19/08/19. Dr. Mark Burgin BM BCh (oxon) MRCGP considers how to recognise and describe the hidden disabilities and avoid stigmatising those with medically unexplained symptoms.

Recent improvements in diagnosis have led to the identification of many children with hidden disabilities such as autism but adults have largely been excluded.

Even where adults with hidden disabilities were assessed as children they would not have received a diagnosis so believe that their problems are due to lack of application.

Those adults who recognise that they have problems that others cannot see, perhaps unsurprisingly believe that there is nothing that could be done.

‘Neurodifferent’
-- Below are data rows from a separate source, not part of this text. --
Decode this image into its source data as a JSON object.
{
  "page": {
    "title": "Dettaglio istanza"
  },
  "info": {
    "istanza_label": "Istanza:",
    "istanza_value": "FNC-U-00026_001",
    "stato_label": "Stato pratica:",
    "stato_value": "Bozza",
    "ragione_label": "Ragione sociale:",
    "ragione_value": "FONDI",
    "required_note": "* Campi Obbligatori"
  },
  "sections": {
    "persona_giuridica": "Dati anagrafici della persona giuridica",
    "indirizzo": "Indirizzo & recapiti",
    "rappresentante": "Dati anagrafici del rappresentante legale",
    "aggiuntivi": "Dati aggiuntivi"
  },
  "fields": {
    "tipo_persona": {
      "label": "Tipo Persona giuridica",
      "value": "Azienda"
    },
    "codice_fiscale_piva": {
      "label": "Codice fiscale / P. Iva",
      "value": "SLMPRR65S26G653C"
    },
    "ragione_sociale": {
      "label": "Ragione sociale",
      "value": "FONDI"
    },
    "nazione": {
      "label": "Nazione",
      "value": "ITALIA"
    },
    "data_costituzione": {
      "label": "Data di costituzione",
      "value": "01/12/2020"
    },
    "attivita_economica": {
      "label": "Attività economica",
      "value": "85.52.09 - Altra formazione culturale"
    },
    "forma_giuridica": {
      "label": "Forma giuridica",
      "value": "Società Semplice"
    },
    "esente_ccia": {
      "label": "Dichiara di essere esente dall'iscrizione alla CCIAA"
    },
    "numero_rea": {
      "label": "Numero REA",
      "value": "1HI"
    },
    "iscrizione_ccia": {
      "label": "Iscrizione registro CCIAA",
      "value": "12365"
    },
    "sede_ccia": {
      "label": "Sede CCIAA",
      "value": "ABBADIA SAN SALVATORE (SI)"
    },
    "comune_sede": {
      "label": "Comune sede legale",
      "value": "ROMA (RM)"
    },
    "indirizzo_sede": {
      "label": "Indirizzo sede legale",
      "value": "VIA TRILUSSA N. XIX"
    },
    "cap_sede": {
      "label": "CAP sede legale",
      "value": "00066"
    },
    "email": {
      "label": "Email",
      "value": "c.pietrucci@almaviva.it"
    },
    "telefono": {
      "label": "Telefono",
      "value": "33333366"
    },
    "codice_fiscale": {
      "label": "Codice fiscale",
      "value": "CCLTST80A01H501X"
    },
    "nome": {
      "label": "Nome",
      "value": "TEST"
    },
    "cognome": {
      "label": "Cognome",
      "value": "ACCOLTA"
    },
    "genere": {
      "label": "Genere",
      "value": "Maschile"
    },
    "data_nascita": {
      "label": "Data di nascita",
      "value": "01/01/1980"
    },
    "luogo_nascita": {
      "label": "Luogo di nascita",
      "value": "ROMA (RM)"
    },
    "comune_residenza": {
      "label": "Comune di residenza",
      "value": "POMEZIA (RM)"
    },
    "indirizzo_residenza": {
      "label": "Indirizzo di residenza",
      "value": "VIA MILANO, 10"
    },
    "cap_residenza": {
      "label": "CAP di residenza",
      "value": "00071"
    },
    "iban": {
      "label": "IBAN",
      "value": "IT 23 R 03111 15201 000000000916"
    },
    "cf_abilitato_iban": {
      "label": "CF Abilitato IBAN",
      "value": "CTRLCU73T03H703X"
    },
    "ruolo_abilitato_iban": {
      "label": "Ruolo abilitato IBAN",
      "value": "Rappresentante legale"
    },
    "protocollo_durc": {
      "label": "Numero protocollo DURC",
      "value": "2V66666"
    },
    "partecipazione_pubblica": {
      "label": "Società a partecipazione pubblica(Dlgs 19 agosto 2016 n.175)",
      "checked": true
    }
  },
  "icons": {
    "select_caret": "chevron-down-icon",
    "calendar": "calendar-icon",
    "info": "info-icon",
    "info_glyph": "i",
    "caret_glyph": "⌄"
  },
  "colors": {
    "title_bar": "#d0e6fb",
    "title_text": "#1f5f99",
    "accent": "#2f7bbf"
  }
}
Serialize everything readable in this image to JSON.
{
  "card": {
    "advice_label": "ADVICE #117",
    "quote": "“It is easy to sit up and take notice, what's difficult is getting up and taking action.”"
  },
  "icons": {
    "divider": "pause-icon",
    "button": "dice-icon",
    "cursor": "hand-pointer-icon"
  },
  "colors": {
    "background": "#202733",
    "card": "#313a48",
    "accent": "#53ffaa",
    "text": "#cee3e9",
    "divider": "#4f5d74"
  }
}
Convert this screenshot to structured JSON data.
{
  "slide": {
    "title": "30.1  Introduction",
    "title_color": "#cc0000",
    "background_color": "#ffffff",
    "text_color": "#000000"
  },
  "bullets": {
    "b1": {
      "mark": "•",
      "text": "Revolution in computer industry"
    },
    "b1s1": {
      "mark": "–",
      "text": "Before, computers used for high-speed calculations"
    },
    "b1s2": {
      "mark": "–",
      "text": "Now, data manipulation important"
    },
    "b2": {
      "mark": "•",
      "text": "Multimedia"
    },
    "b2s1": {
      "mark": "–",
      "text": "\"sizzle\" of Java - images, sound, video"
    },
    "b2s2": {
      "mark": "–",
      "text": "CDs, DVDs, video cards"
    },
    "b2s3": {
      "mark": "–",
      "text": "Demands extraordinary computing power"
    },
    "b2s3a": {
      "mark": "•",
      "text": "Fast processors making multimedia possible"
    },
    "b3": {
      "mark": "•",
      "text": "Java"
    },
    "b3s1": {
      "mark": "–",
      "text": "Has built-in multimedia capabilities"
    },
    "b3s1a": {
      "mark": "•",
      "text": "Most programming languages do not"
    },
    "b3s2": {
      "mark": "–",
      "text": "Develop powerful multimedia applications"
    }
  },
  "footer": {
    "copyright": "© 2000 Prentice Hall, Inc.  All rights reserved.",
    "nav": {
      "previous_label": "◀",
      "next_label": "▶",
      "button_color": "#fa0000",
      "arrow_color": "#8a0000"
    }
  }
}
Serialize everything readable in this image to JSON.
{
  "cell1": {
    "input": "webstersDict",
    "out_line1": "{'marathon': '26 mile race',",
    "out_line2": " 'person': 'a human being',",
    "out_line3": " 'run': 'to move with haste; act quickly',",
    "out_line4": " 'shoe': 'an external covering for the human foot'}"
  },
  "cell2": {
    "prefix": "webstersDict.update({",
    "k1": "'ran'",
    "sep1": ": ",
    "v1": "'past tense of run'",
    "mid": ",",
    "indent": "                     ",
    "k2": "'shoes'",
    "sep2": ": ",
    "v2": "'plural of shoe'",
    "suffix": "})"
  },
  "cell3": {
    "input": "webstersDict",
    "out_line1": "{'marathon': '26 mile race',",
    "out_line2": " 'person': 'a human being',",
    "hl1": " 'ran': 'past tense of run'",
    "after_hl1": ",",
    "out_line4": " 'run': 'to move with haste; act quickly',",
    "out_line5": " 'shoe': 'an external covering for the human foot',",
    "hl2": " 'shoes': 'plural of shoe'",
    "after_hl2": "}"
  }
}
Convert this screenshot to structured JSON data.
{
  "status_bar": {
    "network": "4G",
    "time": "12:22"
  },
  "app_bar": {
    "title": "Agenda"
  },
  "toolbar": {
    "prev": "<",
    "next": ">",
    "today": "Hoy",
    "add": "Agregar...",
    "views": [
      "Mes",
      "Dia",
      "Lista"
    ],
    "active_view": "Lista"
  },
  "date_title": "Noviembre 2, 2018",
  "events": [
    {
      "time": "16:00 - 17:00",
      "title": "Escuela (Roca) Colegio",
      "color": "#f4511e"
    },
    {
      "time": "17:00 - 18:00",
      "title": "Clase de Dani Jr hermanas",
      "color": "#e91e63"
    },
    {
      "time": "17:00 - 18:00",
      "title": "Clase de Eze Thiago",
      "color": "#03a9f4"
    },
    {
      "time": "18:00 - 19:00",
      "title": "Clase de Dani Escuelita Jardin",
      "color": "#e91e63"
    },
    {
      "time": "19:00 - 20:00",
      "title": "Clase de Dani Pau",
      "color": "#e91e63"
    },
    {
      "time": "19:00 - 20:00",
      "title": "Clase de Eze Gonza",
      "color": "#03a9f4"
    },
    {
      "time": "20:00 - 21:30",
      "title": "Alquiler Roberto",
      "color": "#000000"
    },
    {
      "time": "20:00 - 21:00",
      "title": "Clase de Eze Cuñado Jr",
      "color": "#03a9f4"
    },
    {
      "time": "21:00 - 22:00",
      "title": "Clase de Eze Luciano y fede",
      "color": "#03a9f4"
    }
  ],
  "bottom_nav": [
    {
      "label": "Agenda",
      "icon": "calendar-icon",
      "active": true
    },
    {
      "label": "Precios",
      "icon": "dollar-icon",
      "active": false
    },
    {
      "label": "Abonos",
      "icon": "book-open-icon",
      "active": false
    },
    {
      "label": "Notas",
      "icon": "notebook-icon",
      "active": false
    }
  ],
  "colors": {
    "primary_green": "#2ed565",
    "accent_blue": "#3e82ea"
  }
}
A small proportion of the adults with Asperger’s are aware of their diagnosis but there is a greater number of adults who have areas of intelligence and do not fit into the spectrum.

It is relatively easy to recognise that these people are odd or different and have problems with coping with life but may not fit into a particular box.

More helpful is to characterise their difficulties with thinking using disability analysis descriptiors and examples of their impairments to characterise their restrictions.

Emotional distress

Psychiatric diagnosis is limited by the need to fit the symptoms of emotional distress into descriptions of specific illness although recently there has been widening of the criteria.

Disability analysis finds explanations for the patterns of restrictions by using the biopsychosocial model (BPSM) to identify the reasons in a neutral way.

It is easy to blame behaviour problems on the person by calling it ‘bad behaviour’ rather than considering whether an underlying disability is present.

Neurological symptoms

There is a myriad of neurological symptoms which often overlap with normal experience but can be disabling (e.g. fatigue, clumsiness, chronic pain and headaches).

There are few tests available to provide objective evidence and ‘functional’ diagnoses can undermine the patient’s confidence that they are being taken seriously.

Having a neutral description of the disabilities that the person has, rather focusing on a diagnosis which may add little, allows the court to deal with case objectively.

Conclusions

The BPSM can detect medical problems that have not been diagnosed, through the effects that they are having upon the person’s functioning and even suggest a likely cause.

Courts find this type of explanation more accessible and informative than a diagnosis-based approach because it can be used to predict future behaviour.

Until medical science develops tests that show the biological basis of hidden disabilities using disability analysis can confirm restrictions and reduce stigma.

Doctor Mark Burgin, BM BCh (oxon) MRCGP is on the General Practitioner Specialist Register.

Dr. Burgin can be contacted This email address is being protected from spambots. You need JavaScript enabled to view it. and 0845 331 3304 website drmarkburgin.co.uk

Image ©iStockphoto.com/J-Elgaard